Epicardial activation and repolarization patterns in patients with right ventricular hypertrophy.

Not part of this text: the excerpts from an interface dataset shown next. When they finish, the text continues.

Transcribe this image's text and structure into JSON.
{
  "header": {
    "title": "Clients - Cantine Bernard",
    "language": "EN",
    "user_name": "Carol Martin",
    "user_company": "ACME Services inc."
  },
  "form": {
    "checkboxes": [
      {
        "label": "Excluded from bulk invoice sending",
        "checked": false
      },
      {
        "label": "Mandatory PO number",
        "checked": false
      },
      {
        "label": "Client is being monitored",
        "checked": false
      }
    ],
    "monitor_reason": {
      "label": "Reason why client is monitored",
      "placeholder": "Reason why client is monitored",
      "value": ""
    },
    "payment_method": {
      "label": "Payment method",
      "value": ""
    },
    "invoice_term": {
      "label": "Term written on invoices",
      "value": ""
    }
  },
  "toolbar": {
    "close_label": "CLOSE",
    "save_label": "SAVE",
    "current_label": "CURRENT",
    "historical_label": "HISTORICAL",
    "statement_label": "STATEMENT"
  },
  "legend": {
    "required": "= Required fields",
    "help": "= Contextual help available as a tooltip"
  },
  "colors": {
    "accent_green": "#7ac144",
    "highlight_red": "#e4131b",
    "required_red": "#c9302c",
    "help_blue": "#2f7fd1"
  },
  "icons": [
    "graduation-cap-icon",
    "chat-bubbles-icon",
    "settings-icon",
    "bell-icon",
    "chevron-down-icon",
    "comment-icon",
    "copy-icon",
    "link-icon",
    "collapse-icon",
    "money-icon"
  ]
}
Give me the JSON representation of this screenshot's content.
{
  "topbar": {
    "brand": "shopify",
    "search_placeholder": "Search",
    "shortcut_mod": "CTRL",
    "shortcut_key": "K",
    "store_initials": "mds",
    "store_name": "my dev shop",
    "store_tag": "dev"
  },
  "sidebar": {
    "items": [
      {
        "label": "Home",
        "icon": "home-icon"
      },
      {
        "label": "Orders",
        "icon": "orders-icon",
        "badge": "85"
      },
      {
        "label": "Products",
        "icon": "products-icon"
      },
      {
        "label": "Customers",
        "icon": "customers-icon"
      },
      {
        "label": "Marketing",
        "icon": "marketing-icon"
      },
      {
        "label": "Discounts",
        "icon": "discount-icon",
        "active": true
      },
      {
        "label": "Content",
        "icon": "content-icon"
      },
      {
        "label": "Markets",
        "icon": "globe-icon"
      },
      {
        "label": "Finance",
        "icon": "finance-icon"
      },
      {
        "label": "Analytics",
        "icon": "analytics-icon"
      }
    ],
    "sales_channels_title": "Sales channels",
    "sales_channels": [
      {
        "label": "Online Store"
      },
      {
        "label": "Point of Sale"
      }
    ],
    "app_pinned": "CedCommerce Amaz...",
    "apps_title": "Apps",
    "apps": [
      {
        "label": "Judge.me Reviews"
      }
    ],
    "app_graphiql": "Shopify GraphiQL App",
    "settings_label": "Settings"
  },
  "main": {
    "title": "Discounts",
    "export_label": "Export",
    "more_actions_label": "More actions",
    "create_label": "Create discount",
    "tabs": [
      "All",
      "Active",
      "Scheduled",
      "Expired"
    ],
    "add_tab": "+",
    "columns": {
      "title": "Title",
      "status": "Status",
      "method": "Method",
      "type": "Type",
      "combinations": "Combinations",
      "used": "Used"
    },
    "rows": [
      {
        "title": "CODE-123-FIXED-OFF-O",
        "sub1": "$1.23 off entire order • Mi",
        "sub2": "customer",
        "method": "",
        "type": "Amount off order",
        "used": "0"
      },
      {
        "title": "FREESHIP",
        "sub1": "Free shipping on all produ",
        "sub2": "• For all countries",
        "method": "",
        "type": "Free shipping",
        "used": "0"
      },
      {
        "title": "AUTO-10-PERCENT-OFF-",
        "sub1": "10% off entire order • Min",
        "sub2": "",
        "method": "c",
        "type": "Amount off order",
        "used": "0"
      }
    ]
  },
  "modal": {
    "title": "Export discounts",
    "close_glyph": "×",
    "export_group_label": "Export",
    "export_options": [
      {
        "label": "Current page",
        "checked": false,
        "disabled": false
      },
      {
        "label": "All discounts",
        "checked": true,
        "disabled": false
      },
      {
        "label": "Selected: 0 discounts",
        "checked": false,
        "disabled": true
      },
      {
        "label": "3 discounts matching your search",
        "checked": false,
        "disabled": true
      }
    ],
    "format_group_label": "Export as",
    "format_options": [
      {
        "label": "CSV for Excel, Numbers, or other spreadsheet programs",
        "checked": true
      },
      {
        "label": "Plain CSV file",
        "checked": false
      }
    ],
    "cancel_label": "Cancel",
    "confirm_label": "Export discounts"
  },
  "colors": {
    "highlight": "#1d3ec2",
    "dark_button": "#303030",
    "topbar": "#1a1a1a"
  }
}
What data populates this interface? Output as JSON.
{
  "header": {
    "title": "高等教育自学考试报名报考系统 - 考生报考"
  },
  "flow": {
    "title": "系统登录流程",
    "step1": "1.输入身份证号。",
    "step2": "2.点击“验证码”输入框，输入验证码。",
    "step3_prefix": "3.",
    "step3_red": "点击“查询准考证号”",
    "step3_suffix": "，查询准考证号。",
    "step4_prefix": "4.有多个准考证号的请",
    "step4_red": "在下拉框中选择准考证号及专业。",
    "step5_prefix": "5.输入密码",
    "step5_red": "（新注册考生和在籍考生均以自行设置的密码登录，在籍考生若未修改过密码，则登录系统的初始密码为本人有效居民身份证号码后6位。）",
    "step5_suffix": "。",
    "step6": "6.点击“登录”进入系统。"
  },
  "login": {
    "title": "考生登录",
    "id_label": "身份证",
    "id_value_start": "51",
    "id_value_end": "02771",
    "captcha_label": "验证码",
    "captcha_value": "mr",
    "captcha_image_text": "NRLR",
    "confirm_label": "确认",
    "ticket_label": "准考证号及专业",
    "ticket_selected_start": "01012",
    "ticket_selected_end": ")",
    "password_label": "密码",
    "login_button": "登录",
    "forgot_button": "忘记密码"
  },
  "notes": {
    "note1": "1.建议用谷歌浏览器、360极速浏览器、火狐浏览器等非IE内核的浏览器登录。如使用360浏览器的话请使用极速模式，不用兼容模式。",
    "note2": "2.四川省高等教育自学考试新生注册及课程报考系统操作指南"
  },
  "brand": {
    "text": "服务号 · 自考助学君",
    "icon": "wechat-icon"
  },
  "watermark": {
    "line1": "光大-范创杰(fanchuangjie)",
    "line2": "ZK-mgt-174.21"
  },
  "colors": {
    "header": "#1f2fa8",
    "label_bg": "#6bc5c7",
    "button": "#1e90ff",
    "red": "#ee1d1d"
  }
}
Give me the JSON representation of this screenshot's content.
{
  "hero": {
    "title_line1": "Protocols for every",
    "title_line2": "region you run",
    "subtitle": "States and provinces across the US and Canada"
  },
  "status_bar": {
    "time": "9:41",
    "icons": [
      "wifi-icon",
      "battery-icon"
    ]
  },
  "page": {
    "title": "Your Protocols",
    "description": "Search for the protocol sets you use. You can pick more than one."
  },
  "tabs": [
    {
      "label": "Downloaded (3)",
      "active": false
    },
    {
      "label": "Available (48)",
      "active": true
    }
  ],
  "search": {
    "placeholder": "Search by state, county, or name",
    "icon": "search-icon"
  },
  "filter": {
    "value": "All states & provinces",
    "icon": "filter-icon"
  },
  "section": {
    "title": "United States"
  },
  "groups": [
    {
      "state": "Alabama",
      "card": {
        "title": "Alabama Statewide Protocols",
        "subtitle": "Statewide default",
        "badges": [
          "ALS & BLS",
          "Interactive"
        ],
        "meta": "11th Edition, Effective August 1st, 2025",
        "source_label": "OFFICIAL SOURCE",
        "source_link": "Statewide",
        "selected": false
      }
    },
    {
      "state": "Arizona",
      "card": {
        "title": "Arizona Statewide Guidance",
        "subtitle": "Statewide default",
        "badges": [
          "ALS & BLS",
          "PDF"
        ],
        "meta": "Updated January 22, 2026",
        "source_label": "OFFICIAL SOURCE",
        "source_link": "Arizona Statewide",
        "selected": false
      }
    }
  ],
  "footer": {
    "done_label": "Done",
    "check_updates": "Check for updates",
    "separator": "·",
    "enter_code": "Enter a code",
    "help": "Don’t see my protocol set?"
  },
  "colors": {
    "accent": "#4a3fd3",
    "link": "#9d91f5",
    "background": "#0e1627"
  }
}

To map global epicardial repolarization patterns and test the "SI" model of T wave generation, the patterns of epicardial activation and repolarization in patients with chronic pulmonary thromboembolism and right ventricular hypertrophy were studied by computerized mapping techniques and monophasic action potential (MAP) recording. The ventricular activation patterns were characterized by delayed right ventricular activation and the absence of normal early epicardial ventricular breakthrough in some cases. The repolarization patterns were characterized by nonuniform distribution of T wave morphologies. The T waves were predominantly positive over the left ventricular epicardium and negative or biphasic over the right ventricular epicardium. The activation-recovery (A-R) intervals were measured from the local activation to the maximal dV/dt of the upstroke of the T waves (Wyatt method). The difference between the A-R intervals and the MAP from onset of activation to 90% repolarization (MAP90) varies according to T wave morphology and could be as high as 96 msec with positive T waves, despite significant correlations (r = 0.56-0.90) between MAP90 and A-R intervals for each morphology. Better overall correlations were found if the minimal dV/dt on the downslope of the positive T waves was chosen to estimate the time of local repolarization (alternative method). Using this method, the mean A-R intervals were the same over the right and left ventricles. Cardiopulmonary bypass significantly prolonged the action potential duration equally at all parts of the epicardium. We conclude that in patients with right ventricular hypertrophy, the time of local repolarization can be estimated by our alternative method; the right ventricle completes activation and repolarization later than the left ventricle, and the distribution of T wave morphologies is nonuniform, with predominantly positive T waves observed over the left ventricle and negative or biphasic T waves observed over the right ventricle. These findings are compatible with the SI model of the generation of T waves.
- Copyright © 1991 by American Heart Association